amorphous silicon, doped or undoped glasses or polyimides preferably being used.
The sequence in which the layers are applied depends in turn on various factors, including their material compositions. In the example represented here, the metal layer 3 on the anode side is applied first, followed by the passivation 2, the passivation 2 partially overlapping the metal layer 3, In Figure 3, the situation is quite the opposite, there being absolutely no relationship between the sequencing of the passivation and the metal layer and the optimum position of the defect region.
Further, the metal layer 4 on the cathode side can be deposited at various times. In a first variant of the process, it is applied after the particle irradiation and before, during or after the deposition of the metal layer 3 on the anode side. In another variant, the metal layer 4 on the cathode side is, however, deposited and sintered actually before the particle irradiation. This solution is advantageous when the contact between the metal layer on the cathode side and the semiconductor substrate is not good enough and a temperature above 350°C is therefore required when applying, in particular when sintering, the metal layer. This is the case, for example, with low-level n-type doping of the cathode.

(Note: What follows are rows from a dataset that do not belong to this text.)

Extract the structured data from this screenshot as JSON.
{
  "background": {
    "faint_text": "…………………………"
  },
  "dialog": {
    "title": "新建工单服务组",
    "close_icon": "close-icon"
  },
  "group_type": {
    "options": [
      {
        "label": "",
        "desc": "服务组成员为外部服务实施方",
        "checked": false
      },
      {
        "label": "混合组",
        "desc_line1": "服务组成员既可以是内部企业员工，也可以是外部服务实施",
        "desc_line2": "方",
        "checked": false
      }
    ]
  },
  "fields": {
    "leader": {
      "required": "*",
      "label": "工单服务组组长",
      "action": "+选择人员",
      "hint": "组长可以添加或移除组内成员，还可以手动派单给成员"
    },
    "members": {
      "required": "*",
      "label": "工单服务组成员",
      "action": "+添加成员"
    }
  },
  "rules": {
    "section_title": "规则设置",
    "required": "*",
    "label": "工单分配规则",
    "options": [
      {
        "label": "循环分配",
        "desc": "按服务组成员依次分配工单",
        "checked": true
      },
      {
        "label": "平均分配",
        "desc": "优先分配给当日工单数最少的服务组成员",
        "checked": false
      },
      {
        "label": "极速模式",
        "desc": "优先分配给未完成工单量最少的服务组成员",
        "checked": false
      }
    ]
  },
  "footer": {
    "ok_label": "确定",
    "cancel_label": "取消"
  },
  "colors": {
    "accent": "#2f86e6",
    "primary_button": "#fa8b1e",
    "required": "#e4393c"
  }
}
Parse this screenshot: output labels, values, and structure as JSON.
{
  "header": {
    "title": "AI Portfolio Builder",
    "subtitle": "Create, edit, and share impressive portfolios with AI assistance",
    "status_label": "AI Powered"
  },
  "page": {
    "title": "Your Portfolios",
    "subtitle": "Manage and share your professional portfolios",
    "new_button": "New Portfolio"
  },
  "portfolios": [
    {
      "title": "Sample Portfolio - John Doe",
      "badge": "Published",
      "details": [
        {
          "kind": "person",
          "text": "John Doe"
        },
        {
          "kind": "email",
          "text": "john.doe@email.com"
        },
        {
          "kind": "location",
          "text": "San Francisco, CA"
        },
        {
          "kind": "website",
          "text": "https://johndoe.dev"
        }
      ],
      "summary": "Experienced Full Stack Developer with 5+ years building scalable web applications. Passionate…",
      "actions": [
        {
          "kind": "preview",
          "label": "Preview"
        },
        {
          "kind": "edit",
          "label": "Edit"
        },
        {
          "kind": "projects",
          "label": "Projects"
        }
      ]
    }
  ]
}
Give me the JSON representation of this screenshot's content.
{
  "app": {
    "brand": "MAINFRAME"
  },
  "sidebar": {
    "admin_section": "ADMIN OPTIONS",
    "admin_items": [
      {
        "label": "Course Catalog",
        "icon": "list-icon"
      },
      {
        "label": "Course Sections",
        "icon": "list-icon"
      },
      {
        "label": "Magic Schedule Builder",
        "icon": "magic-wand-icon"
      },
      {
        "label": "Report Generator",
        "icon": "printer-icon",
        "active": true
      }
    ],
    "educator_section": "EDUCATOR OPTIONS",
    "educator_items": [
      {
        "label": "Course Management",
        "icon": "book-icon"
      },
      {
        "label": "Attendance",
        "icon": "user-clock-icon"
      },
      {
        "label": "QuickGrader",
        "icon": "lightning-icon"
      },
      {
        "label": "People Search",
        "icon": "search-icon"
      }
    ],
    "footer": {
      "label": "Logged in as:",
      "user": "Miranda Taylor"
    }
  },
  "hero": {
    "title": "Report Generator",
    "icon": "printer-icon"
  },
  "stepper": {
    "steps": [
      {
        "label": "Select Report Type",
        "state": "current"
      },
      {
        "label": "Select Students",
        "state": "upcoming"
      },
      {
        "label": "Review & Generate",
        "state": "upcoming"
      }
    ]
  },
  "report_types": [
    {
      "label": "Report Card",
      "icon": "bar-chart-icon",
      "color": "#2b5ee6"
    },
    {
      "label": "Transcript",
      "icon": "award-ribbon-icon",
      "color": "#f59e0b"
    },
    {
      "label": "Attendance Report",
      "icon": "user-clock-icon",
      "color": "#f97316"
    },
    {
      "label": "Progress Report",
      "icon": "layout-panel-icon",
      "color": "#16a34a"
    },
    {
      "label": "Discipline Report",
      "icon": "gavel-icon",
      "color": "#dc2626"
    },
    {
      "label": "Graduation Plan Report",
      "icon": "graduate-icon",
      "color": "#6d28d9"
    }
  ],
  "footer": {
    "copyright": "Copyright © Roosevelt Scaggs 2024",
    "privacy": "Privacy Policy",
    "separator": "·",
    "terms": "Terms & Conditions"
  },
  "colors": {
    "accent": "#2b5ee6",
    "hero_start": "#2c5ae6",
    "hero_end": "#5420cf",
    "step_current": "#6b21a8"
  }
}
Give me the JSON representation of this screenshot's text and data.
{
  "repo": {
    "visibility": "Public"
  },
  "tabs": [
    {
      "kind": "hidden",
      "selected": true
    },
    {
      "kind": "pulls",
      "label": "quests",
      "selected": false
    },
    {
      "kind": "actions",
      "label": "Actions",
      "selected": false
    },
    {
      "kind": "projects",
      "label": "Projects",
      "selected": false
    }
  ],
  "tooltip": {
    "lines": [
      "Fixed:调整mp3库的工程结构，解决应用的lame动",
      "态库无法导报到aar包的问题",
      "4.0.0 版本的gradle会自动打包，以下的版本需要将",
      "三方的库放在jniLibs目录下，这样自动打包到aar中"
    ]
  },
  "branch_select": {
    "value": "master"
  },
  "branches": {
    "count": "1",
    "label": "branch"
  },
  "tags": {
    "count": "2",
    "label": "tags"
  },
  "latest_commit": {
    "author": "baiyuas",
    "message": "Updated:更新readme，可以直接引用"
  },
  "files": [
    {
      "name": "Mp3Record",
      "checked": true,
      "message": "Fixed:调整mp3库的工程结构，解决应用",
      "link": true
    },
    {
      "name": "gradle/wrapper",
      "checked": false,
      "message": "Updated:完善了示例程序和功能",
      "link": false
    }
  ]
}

Obviously, numerous modifications and variations of the present invention are possible in light of the above teachings. It is therefore to be understood that within the scope of the appended claims, the invention may be practiced otherwise than as specifically described herein.
LIST OF DESIGNATIONS
1 Semiconductor substrate
10 n- region
11 p region 11' field ring
12 n+ region
13 anode-side surface
14 cathode-side surface
3 anode terminal
4 cathode terminal
5 defect region 50 step
P particle beam
1. A process for fabricating a semiconductor component, in particular a semiconductor diode, from a semiconductor substrate (1) which is provided with metal layers (3, 4) in order to form electrode terminals and with passivation (2), and which is exposed to particle irradiation (P) in order to adjust the carrier lifetime, wherein at least the metal layer (3) on the irradiation side and passivation (2) are not applied until after the particle irradiation (P).
2. The process as claimed in claim 1, wherein an unirradiated surface (14) of the semiconductor substrate (1) is provided with a metal layer (4) before the particle irradiation (P) of the semi-conductor substrate (1).
3. The process as claimed in claim 1, wherein all the metal layers (3, 4) are applied to the semiconductor substrate (1) after the particle irradiation (P) has been carried out.
4. The process as claimed in claim 1, wherein the passivation (2) is deposited at a temperature below 350°C.
5. A semiconductor component produced using the process as claimed in claim 1, having a semiconductor substrate (1) which is provided with metal layers (3, 4) in order to form electrode terminals and with passivation (2), and which has a defect region (5) produced by particle irradiation (?) in order to adjust the carrier lifetime, wherein the defect region (5) extends continuously and at least approximately parallel to a surface (13, 14) of the semiconductor substrate (1).
6. The semiconductor component as claimed in claim 5, wherein the defect region (5) extends at least approximately parallel to the surface (13) on the anode side.
7. The semiconductor component as claimed in claim 5,
wherein the passivation (2) consists of DLC (diamond¬
like carbon), amorphous silicon, a glass or a
8. The semiconductor component as claimed in claim 5,
wherein the defect region (5) is situated next to an
anode-side surface (13) of the semiconductor substrate,
9. The semiconductor component as claimed in claim 5,
distinguished in that it is a diode.
|Indian Patent Application Number||827/MAS/1999|
|PG Journal Number||13/2008|
|Date of Filing||17-Aug-1999|
|Name of Patentee||ABB SCHWEIZ AG|
|Applicant Address||BROWN BOVERI STRASSE 6, CH-5400 BADEN,|
|PCT International Classification Number||H01 L 21/761|
|PCT International Application Number||N/A|
|PCT International Filing date|